Canada column for Sunday, Dec. 18/16
THE CANADIAN REPORT
(c) By Jim Fox
They’re calling it the “Trump bump” that led to a significant increase in Americans seeking refugee status and seeking information about moving to Canada.
There has also been a huge spike in online traffic from the U.S. of more than 200,000 users that crashed Canada’s citizenship and immigration website prior to the election.
As well, Canadian job, real estate and even dating sites have had significant jumps.
Some dating services suggest that perhaps a quicker way to immigrate to Canada is to marry a Canadian.
It’s not so easy to be approved as a refugee coming from a democratic country such as the U.S.
Even so, refugee claims from Americans amounted to 170 in the past 11 months compared with 73 a year earlier.
It’s not unusual with political changes and concerns, said Toronto immigration attorney Mario Bellissimo.
“I saw some of this when Bush assumed office (in 2000),” he said.
Canadians who have long complained about being unable to watch the blockbuster U.S. ads during the Super Bowl might still be blacked out.
Liberal Members of Parliament Bob Nault and Wayne Easter want the broadcast regulator to “rethink” a decision to bar Canada’s CTV network from substituting Canadian ads during the football feeds from the U.S.
The decision will cost the economy tens of millions of dollars and air ads for some products Canadians can’t even buy, they said.
The NFL sold the Canadian rights for the Feb. 5 game to CTV that fears a $40-million loss as it pays for the game feed by selling domestic ads.
News in brief:
- The Bank of Montreal will compensate clients a total of $49.9 million for collecting “excess fees” on some mutual funds and investment products over eight years. The bank must also pay $2.1 million to the Ontario Securities Commission and $90,000 for the cost of the investigation. Earlier CIBC returned $73.3 million to its clients and Scotiabank refunded $19.9 million.

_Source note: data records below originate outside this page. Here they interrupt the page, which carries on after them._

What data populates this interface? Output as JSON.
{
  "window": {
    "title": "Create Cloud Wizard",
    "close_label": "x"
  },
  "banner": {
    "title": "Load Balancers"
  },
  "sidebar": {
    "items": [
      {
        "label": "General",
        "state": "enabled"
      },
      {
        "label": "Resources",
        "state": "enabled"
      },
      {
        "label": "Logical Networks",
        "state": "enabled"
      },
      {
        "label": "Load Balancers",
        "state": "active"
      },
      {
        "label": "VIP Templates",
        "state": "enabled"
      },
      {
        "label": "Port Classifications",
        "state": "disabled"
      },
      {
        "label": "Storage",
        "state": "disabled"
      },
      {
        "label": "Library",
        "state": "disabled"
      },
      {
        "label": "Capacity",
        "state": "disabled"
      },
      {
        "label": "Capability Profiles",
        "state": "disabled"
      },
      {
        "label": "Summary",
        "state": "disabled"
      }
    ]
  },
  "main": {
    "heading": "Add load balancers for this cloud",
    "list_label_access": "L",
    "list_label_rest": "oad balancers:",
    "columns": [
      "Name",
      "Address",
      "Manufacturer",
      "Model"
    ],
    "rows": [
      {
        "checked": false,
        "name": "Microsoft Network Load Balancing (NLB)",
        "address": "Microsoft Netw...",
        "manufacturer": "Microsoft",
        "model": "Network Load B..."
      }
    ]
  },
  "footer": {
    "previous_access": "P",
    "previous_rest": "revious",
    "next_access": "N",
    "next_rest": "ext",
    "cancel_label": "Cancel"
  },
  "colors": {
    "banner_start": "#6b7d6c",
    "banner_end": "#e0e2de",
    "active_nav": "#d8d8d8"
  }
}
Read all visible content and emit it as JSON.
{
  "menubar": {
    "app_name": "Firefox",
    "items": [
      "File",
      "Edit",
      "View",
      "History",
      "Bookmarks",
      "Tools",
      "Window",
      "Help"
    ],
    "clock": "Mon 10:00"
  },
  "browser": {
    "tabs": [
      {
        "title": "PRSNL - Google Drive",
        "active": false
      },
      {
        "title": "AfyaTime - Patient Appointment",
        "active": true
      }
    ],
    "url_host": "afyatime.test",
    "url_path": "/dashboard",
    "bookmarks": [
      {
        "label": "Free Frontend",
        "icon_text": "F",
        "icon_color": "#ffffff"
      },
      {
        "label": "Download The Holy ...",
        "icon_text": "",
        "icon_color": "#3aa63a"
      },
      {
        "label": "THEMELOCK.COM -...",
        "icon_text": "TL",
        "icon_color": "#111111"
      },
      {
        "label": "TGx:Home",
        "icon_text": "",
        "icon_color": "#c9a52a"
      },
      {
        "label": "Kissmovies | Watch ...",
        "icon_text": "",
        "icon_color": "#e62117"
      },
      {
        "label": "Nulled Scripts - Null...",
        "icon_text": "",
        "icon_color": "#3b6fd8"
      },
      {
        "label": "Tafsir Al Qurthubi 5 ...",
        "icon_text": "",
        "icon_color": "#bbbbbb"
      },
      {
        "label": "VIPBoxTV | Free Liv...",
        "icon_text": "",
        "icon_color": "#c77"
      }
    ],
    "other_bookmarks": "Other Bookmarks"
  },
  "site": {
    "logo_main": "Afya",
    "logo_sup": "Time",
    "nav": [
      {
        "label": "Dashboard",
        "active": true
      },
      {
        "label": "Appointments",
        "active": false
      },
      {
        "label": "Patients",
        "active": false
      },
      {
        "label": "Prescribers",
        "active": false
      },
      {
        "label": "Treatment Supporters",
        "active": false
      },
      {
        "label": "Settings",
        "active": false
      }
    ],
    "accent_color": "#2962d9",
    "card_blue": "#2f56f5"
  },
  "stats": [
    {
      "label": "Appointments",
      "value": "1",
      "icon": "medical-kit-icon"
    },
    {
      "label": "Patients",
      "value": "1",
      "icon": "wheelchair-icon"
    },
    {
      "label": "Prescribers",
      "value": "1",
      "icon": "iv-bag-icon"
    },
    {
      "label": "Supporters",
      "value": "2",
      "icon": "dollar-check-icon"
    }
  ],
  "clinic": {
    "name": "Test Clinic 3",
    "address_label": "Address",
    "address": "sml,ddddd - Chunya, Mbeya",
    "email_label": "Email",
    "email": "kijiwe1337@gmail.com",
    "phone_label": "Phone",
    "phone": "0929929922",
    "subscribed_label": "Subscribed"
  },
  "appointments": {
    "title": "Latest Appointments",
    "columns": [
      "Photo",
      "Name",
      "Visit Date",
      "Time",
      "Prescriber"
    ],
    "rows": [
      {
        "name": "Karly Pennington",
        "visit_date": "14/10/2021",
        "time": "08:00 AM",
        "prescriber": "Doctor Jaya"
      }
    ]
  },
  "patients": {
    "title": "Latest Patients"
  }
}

- The Ontario government is being asked to approve a City of Toronto request that it impose road tolls on two major commuter highways. City councillors voted 32-9 to add the fees on the Gardiner Expressway and Don Valley Parkway. Mayor John Tory said the city needs the money to pay for transit and road infrastructure projects instead of raising property taxes.
Facts and figures:
Canada’s dollar is lower at 74.93 cents U.S. while the U.S. dollar returns $1.334 Canadian, before exchange fees.
The Bank of Canada’s key interest rate remains at 0.5 percent while the prime-lending rate is 2.7 percent.
Stock markets are lower, with the Toronto exchange index at 15,250 points while the TSX Venture index is at 731 points.
The average price for gas in Canada is higher at $1.046 a liter or $3.97 (Canadian) for a U.S. gallon.
Lotto 6/49: (Dec. 14) 20, 22, 40, 41, 42 and 47; bonus 15. (Dec. 10) 3, 37, 40, 41, 47 and 49; bonus 6. Lotto Max: (Dec. 9) 11, 17, 24, 26, 34, 35 and 39; bonus 16.
- Ten people have been killed in three house fires that occurred during frigid weather in southern Ontario. A father, three young children and a baby were killed when fire destroyed a house on the Oneida Nation of the Thames near London. In Port Colborne, a woman, her mother and two children died in a blaze while a man was killed in a fire in Newmarket.
- Ontario and Quebec have reached a $1-billion hydroelectricity deal to share power. Over seven years, Ontario will be able to import up to two terawatt hours of electricity annually from Quebec – enough to power a city of 200,000 people. It can also store power behind Quebec’s dams in the deal that’s expected to save Ontario $70 million and reduce greenhouse gas emissions.
- First-time homebuyers in British Columbia will be able to obtain interest and payment-free loans for the first five years. Premier Christy Clark said the maximum will be $37,500 in a 25-year mortgage to cover the down payment on a house costing up to $750,000. “People need a partner in scraping together that first down payment,” she said.
Jim Fox can be reached at email@example.com